3. Make a giant soft play area out of sticky tape

Crawling through Numen/For Use’s cocoon-like Tape Installations, made from industrial sticky tape, looks like good, grown-up fun.

Tape Installations

4. Create animals from paper and lego

I don’t know why I’ve never thought of combining the two before… Genius collaboration between Muji and Lego.

Playing with lego blocks and paper

5. Bake an edible book

The consumable book © Andreas Pohancenik

Andreas Pohancenik collaborated with a chef de cuisine to make this exhibition catalogue out of sugar pastillage. Individual wafer pages are printed with edible ink.

6. Print your own haute couture shoes

The Melonia Shoe © Naim Josefi
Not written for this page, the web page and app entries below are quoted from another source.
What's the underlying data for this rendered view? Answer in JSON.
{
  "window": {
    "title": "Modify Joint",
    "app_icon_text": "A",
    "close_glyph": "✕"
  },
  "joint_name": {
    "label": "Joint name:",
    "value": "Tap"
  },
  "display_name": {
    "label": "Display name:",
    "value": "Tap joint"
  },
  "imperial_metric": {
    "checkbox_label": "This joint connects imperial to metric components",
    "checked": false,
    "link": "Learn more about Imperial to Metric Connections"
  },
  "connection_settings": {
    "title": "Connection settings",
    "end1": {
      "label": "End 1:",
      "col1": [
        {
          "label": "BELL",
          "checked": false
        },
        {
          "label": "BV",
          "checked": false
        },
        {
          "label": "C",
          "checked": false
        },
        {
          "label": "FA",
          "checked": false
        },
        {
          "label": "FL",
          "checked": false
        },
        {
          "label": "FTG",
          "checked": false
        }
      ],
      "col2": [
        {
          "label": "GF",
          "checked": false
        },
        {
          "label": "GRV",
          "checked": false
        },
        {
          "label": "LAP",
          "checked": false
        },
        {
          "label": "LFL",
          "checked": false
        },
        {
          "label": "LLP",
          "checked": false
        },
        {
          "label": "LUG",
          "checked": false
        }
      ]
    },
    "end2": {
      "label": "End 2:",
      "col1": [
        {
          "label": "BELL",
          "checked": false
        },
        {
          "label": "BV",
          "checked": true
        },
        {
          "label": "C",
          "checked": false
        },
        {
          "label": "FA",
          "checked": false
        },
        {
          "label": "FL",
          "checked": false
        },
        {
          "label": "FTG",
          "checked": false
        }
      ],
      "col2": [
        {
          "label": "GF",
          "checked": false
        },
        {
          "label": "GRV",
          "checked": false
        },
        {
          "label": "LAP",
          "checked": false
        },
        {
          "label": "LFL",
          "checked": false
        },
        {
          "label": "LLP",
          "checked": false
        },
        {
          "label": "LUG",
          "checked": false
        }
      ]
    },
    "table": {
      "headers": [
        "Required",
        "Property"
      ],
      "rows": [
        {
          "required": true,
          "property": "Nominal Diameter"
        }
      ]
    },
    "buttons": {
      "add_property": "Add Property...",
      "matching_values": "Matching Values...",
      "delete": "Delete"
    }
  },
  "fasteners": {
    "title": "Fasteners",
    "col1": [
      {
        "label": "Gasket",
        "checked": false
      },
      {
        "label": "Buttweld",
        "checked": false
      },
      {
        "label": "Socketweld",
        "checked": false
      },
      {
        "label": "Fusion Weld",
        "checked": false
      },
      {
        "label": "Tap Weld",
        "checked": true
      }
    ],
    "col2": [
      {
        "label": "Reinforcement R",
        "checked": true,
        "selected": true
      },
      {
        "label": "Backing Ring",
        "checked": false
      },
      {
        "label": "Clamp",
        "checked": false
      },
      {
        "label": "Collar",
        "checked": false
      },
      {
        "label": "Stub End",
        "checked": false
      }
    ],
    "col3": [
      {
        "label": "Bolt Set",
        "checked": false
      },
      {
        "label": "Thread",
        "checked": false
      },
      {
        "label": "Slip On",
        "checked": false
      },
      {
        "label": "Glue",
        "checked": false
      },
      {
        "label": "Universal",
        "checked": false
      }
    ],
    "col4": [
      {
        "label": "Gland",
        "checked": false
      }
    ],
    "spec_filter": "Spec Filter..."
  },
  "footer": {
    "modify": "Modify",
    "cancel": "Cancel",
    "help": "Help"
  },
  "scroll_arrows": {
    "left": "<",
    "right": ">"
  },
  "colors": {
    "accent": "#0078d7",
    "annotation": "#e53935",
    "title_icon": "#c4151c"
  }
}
Fashion designer Naim Josefi and industrial designer Souzan Youssouf used a 3D printer to Create these designer shoes. Soon you’ll be able to visit a shop, have your foot scanned and walk out wearing an individual, personally-tailored pair of designer shoes.

7. Design your own unique magazine cover

Wallpaper* magazine’s custom covers let anyone design their own unique layout for the front of the August 2010 issue – which was then delivered to their door. Brilliantly executed by Kin Design and a selection of guest designers.

Wallpaper* custom covers

8. Sit in a spinning top

Spun © Heatherwick Studio/Peter Mallett

Thomas Heatherwick’s Spun is a giant spinning top seat, made from steel and copper. It is created with the same manufacturing technique used to make timpani drums.

9. Bike to work on a mini-farthing

YikeBike’s electric bike has a unique sitting position – with the handlebars behind you – and is the lightest and smallest folding bike in the world.

10. Lease a hydrogen-fuelled car

Riversimple car

Riversimple have developed a highly energy-efficient hydrogen vehicle and a business model which could make it a sustainable alternative to ordinary cars – based on leasing not owning.

I’d love it if one of these projects was to win the overall prize but, unlike last year’s obvious front-runner (Min-Kyu Choi’s brilliant folding plug), I think 2010 is a very difficult award to call. Plus, there’s plenty more brilliant and inspiring ideas to be found in the complete longlist.

We won’t know who has won until March 15th but you can see all the nominated designs up close when the exhibition opens on February 16th.